More efforts are being made to strengthen marriages than most people would guess. For example, a big national conference gathered about 2,000 marriage educators last week in Orlando, Florida. The weeklong gathering included general sessions with influential leaders in the field, workshops on various programs, and vendors selling materials for couples education.
LDS Marriage pre-conference
As part of the conference, a small group of Latter-day Saints met to share ideas for strengthening couple relationships. We discussed key books, programs, and ideas. We agreed that Latter-day Saints should be leading the way in providing principles-based relationship education.
Presentations at Smart Marriages conference
Every year marriage educators from around the world gather to catch up on the latest developments in their field. This year the Smart Marriages conference was held in Orlando, Florida. The following describes some of what was discussed.
Gary Chapman has extended his love languages to the area of apology. If you have not read his Five Love Languages, you should. It is an excellent book about the challenge of communicating love in a way that blesses your partner.
John Van Epp continues to help people avoid falling for jerks (or jerkettes). His commonsense approach could be useful to someone who was courting and confused. (See his How to Avoid Falling in Love with a Jerk.)
Pat Love and Steven Stosny have challenged old ideas about marriage. Many people believe that problems are best solved by talking about them. Love and Stosny suggest that talk often makes relations worse. They suggest that men are looking for respect and women seek affection. Talking often makes men feel disrespected and women feel unappreciated. Our challenge is to get beyond talk and find ways to show respect and affection. (See How to Improve Your Marriage without Talking about It)
Stosny also suggested that blaming makes powerless while showing compassion restores connection.
Sue Johnson has turned the attention of marriage educators to the key role of emotions and attachment in marriage. She teaches how to maintain a strong relationship by having healing conversations. We recommend her book, Hold Me Tight.
Blaine Fowers taught that marriage is more than love; it involves shared goals. He has sensible counsel for those who are in love with being in love: Find a cause to which you can dedicate some of your time and energy.
Barbara Dafoe Whitehead recommended thrift and generosity. She observed that the “greatest generation” feared debt, practiced thrift, and lived within their means. As we have moved away from these principles, we have created more financial problems. She explained thrift as wise stewardship of our resources. Further, delayed gratification is more satisfying than instant gratification. Thrift helps marriage and marriage helps thrift.
BYU Education Week

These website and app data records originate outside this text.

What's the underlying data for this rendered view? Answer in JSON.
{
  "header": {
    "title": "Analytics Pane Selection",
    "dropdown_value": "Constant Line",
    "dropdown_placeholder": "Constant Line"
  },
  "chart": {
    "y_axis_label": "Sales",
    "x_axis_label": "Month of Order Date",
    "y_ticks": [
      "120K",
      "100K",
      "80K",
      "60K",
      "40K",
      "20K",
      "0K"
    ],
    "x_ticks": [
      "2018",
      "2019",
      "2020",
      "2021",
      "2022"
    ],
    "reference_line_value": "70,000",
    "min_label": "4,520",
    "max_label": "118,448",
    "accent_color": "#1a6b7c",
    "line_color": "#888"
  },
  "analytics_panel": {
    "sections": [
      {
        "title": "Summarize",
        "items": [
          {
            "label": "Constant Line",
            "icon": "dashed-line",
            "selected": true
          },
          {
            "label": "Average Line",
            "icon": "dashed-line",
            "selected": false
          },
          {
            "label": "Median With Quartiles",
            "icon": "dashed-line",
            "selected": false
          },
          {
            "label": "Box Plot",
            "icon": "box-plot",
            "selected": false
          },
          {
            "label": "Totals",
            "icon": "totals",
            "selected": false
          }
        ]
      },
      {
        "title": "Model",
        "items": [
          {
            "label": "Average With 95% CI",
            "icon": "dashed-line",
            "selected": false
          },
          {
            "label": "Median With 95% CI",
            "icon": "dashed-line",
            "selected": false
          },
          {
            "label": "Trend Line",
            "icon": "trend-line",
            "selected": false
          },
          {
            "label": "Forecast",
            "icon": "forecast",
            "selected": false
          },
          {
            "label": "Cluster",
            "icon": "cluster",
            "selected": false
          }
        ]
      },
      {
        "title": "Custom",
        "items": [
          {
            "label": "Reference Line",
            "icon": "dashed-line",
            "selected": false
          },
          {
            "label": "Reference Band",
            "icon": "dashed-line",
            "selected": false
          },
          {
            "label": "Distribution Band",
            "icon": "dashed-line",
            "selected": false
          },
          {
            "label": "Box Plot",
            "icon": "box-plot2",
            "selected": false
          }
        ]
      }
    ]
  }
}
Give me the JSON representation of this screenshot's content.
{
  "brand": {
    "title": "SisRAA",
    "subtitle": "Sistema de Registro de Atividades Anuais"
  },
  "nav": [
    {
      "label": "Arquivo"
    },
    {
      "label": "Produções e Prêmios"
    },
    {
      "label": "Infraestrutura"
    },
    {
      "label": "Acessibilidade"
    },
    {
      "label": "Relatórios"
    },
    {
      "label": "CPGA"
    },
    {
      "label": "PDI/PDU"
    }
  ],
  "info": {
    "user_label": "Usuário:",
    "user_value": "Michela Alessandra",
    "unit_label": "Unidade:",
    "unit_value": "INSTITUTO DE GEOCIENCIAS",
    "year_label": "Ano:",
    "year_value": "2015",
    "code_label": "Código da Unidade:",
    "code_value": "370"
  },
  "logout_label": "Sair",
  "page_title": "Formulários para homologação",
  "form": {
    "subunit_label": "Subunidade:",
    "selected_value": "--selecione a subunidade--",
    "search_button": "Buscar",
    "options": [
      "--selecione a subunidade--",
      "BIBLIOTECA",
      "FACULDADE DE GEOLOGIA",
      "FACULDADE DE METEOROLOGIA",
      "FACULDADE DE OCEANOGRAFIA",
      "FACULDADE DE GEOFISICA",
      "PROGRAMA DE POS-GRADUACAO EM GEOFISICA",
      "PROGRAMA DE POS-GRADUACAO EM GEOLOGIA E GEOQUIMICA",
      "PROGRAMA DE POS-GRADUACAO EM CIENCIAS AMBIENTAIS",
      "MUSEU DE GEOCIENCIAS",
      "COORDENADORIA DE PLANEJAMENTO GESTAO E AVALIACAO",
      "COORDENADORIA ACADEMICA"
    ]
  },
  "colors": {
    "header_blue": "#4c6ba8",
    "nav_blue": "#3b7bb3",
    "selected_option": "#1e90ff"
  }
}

For those who want to learn more about healthy relationships, BYU Education Week always provides excellent opportunities to learn principles for better family living. For example, every day from Tuesday, August 18, through Friday, August 21, from 8:30 to 9:25 p.m., Wally Goddard will teach a class on Inviting Heaven into Your Marriage. The emphasis is on applying eternal principles to strengthening couple relationships.
Brother Goddard will also teach a series on Personal Development Using the Lord’s Sure Principles on the same days from 5:50 to 6:45 p.m. and Bringing Up Children in Light and Truth from 7:10 to 8:05 p.m.
Marriage Celebration Cruise
There is more than one way of learning about marriage. The Cruise Lady is sponsoring a Valentines Week Marriage Celebration-at-Sea from February 13-21, 2010. This cruise will provide not only a lovely trip to Cozumel (Mexico), Limon (Costa Rica), and Colon (Panama) but also several hours of discussion about healthy relationships. Naturally a cruise provides a perfect time to relax, learn, and discuss. (Click here if you would like more information.)
Many groups sponsor marriage retreats. For example, Family College sponsors a couples retreat every October and April. They have been held in several locations around the state of Utah and range from one to two day gatherings. If you are interested in having a retreat come to your area, let Wally Goddard (firstname.lastname@example.org“>email@example.com) or Andy Goddard (firstname.lastname@example.org“>email@example.com) know.